Consider the visual experience of a normally functioning subject who consciously sees a red ball in front of her in daylight. This experience has representational properties, it is of or about something, e.g. the red ball, and it has phenomenological properties, e.g. there is something it is like to see redness and roundness. A central issue in the philosophy of perception concerns the nature of the relationship between these two kinds of properties. In chapter 5 of The Given, I offer an account of this relationship on the terms of the Brentanian theory.
Along with many other philosophers today, I accept what I call ‘General Representationalism’, according to which
(a) If two experiences have the same phenomenological content, then they necessarily share (a kind of) representational content
(b) If two experiences share (a kind of) representational content, then necessarily they have the same phenomenological content.

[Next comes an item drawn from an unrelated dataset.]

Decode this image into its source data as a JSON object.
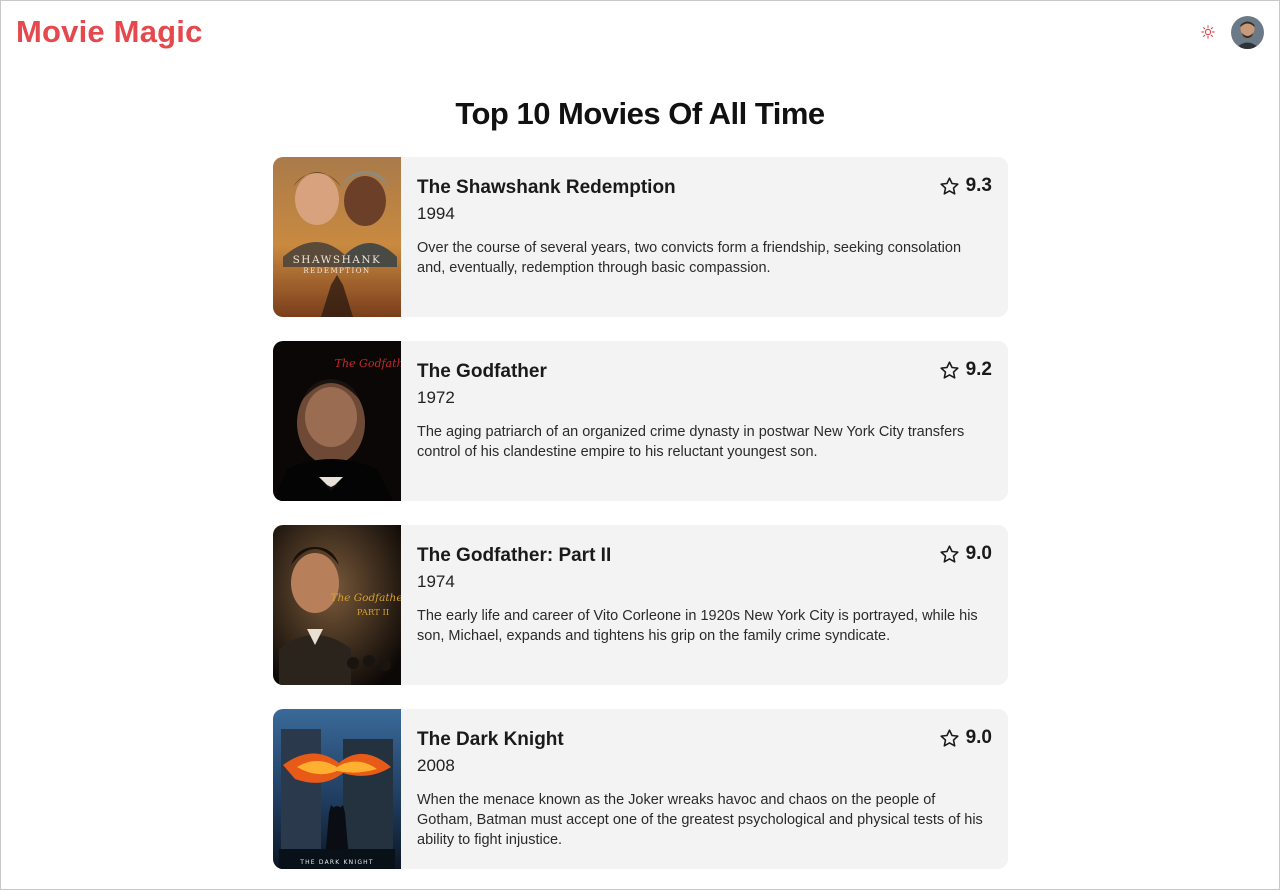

But although many philosophers accept (a) and (b), their reasons for doing so are radically different, and the difference lies centrally in their specification of the nature of the representational content that co-varies with phenomenological content. Here I will focus on (a), and will only summarize how the Brentanian theory accounts for it. (It’s worth noting in passing that ‘Inverted Earth’ and ‘Inverted Spectrum’ thought experiments only have force against (a) and (b) given certain interpretations of ‘representational content’. I argue that they don’t count against the Brentanian theory.)
The main idea behind (a) is that given the phenomenological content of an experience there is a kind of representational content that can be ‘read’ off that phenomenological content. Consider again the example of a visual experience as of a red ball. It seems that we make certain color property attributions simply in having the experience as we do, based on the experience’s color phenomenology alone. The ‘reddish’ phenomenology of the color experience alone suffices for the color attribution made.
According to the awareness of awareness thesis, part of what we are aware of when we see a red ball is the seeing itself, that is, the having of the visual experience. We are aware of the having of the visual experience in virtue of the instantiation of phenomenological properties of the visual experience. For a phenomenological property to be instantiated by the experience is for the experiencer to have, and so be aware of having, an experience with that property. We can accordingly say that a phenomenological property manifests itself as what it is, a property of experience, however else it may or may not be said to manifest itself.
I call phenomenological properties so understood, as properties of experience, ‘ph-properties’: thus ‘phenomenological redness’ is shortened to ‘ph-redness’ or ‘ph red’. The claim, then, is that there is a fundamental respect in which the phenomenological property ph-red that I experience in having a visual experience of a red ball is apprehended as what it is, a property of experience, although it is not focally or ‘thetically’ or explicitly apprehended as a property of experience. At the same time, it seems that there is also a fundamental sense in which ph-redness is experienced simply as a property of the ball. How can this be, given that ph-properties as I have defined them are properties of experience? The answer is that ph-properties do double duty. Ph-properties are not only encountered in experience simply as phenomenological properties. What is also true is that experience of ph-properties is taken to be direct awareness of features of the world.
What property do I attribute to an object (e.g. a red ball) in a naïve or everyday ascription of color—in having a color experience when looking at the ball? I attribute to the ball the property I take to be immediately revealed in experience. I attribute the property whose essential intrinsic character I take to be wholly revealed simply in the phenomenological character of experience.
But although the property attributed to the ball is immediately revealed in experience by the ph-property experienced, ph-red, the property attributed to the ball cannot be ph-red itself. As noted, ph-red is encountered as a property of experience. But the redness we attribute to the ball is experienced as an objective property of the ball.
I call the redness property we attribute to the ball in having a red experience ‘naïve-red’ or ‘n-red’ for short. We tend to think of ph-red as being the same as n-red inasmuch as we don’t explicitly conceptualize ph-red as subjective. Typically, when we characterize or think about seeming or apparent properties of objects such as n-red, we don’t think about how we have experiential access to those properties.
How do ph-properties contribute to the n-color property attributions? The basic idea is the following: it is crucially in virtue of the subject’s awareness of the sensory phenomenology of the visual experience that the phenomenology plays the role that it does in contributing to the experience’s being about the (apparent) n-redness of the ball. It is, for example, because of one’s awareness of experiencing ph-redness that one attributes a property to the ball, n-redness, that is essentially and internally related to ph-redness.
How are ph-redness and n-redness internally related? I propose that the relation is one of resemblance. At the very least, a fundamental aspect of the subjective experiential property of ph-redness (its color aspect) resembles a fundamental aspect of the purported non-subjective external-world property of n-redness attributed to the object (its color aspect) and it is in virtue of this resemblance that the experience attributes n-redness to the ball.
I am not claiming that all representation is a matter of resemblance, and there are a lot questions to address. Two questions that I consider in the book are:  What exactly is the ontological statue of n-color properties; and  Can color experiences be veridical, and if so, how so according to the Brentanian theory?
Header image: Open Window, Collioure (1905), by Henri Matisse